In the latest Turkish crackdown on civil freedoms, the governor's office in Turkey's capital, Ankara, announced a month-long ban on public gatherings and all forms of protests, including sit-ins, hunger strikes, concerts and similar gatherings in order to "protect public order" claiming that such activities increase the chances of terrorist attacks.
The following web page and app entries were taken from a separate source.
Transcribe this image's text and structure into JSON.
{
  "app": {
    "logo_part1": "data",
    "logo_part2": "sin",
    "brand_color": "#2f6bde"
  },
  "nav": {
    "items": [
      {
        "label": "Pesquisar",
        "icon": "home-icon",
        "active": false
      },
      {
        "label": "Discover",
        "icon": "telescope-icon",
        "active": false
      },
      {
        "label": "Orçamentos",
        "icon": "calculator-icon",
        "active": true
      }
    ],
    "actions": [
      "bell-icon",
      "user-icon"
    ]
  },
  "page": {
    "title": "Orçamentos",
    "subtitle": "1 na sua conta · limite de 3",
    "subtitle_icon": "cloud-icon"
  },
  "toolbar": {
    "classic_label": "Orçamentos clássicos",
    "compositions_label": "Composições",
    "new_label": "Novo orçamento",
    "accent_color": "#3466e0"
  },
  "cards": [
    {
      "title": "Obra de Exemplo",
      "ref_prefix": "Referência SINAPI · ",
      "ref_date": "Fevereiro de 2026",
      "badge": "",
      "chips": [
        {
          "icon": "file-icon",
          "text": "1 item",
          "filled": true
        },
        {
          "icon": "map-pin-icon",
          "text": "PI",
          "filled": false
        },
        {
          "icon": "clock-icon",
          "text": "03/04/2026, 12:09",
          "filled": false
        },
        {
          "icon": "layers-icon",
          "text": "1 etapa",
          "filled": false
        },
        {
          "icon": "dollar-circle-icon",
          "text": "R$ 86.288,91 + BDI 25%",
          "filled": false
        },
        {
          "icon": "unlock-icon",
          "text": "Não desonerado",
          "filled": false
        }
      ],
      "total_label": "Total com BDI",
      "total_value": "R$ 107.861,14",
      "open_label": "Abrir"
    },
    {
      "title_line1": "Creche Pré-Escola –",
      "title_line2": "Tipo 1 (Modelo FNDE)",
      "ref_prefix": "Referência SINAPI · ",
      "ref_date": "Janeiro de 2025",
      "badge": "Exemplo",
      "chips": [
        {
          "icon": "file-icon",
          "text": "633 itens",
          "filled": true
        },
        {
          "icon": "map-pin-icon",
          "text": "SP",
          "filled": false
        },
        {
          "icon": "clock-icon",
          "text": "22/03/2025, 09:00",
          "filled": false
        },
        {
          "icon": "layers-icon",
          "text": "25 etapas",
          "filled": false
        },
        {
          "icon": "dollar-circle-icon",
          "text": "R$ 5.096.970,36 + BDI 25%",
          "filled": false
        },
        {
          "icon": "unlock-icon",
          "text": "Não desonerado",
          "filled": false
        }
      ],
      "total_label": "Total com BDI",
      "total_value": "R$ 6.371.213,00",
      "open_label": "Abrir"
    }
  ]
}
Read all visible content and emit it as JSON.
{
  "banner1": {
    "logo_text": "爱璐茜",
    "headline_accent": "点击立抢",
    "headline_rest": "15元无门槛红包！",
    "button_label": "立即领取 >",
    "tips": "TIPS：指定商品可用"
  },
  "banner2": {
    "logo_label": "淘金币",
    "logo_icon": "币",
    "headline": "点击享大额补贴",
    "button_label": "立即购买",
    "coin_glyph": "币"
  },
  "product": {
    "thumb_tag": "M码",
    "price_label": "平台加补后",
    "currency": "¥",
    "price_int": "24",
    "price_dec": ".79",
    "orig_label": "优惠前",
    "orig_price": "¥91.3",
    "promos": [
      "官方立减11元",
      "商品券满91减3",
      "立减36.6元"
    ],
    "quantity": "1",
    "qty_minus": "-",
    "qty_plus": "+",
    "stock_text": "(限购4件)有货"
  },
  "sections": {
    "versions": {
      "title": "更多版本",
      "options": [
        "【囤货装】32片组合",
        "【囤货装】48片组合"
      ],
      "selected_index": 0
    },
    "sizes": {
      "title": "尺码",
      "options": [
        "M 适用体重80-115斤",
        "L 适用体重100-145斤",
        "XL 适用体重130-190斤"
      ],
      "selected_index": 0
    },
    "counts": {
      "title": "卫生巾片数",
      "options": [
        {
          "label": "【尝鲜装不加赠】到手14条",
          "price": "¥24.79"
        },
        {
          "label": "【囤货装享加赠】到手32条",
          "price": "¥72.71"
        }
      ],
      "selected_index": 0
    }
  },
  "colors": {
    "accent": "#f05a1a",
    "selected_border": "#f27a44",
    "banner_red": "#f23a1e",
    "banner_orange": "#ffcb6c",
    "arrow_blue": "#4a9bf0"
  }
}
The statement from the Ankara governor's office was released amid fears of protests following the arrest of two Turkish teachers, Nuriye Gulmen and Semih Ozakca, who have been on hunger-strike for 140 days after losing their jobs during the public sector purges that followed the failed coup in July 2016.
The governor's office said all mass events such as sit-ins, hunger-strikes and open-air concerts offered a target to groups like the Islamic State terror organization and are therefore to be banned in Ankara throughout the month of August.
Previously, the Turkish Constitutional Court rejected a petition for the release of the two fired educators and argued that being in prison did "not pose a threat to their lives and physical or moral integrity" although a statement by the lawyers of educationists said their health was deteriorating and they were facing heart failure.
This crackdown on virtually all forms of public gatherings was put in place in accordance to an article of a law on meetings and demonstrations under the national state of emergency that has been in effect since the failed coup.
Officials gave further justification to their latest ruling by linking the detained teachers to the Revolutionary People's Liberation Party, a far-left group that is considered a terrorist organization by Turkey, the United States and the European Union.
Under the current - and unlikely to ever end - state of emergency, Turkish officials can cite public safety concerns to directly impose laws that may strip away fundamental rights, such as the right to peaceful protest, without having to pass legislation through the traditional channels.